### EXERCISE DESCRIPTION
Look for the string "icon" in the listing below and copy every line in which it appears.

Start of DATA LISTING

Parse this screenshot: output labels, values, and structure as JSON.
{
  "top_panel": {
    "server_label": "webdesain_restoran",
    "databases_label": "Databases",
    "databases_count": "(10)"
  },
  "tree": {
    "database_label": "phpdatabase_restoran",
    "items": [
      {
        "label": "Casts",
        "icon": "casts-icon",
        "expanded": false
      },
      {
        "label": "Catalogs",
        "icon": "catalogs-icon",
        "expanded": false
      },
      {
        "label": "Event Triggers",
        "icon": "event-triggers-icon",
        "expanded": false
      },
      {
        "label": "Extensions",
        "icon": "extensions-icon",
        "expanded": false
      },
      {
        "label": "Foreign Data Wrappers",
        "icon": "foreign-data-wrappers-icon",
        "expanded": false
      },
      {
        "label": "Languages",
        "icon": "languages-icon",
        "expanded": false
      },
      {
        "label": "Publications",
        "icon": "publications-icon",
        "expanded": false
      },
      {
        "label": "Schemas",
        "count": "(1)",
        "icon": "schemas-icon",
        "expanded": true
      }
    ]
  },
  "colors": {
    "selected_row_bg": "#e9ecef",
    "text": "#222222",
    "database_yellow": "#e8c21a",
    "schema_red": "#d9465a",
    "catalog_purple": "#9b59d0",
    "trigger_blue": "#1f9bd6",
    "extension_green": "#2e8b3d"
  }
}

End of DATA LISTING

### ANSWER
        "icon": "casts-icon",
        "icon": "catalogs-icon",
        "icon": "event-triggers-icon",
        "icon": "extensions-icon",
        "icon": "foreign-data-wrappers-icon",
        "icon": "languages-icon",
        "icon": "publications-icon",
        "icon": "schemas-icon",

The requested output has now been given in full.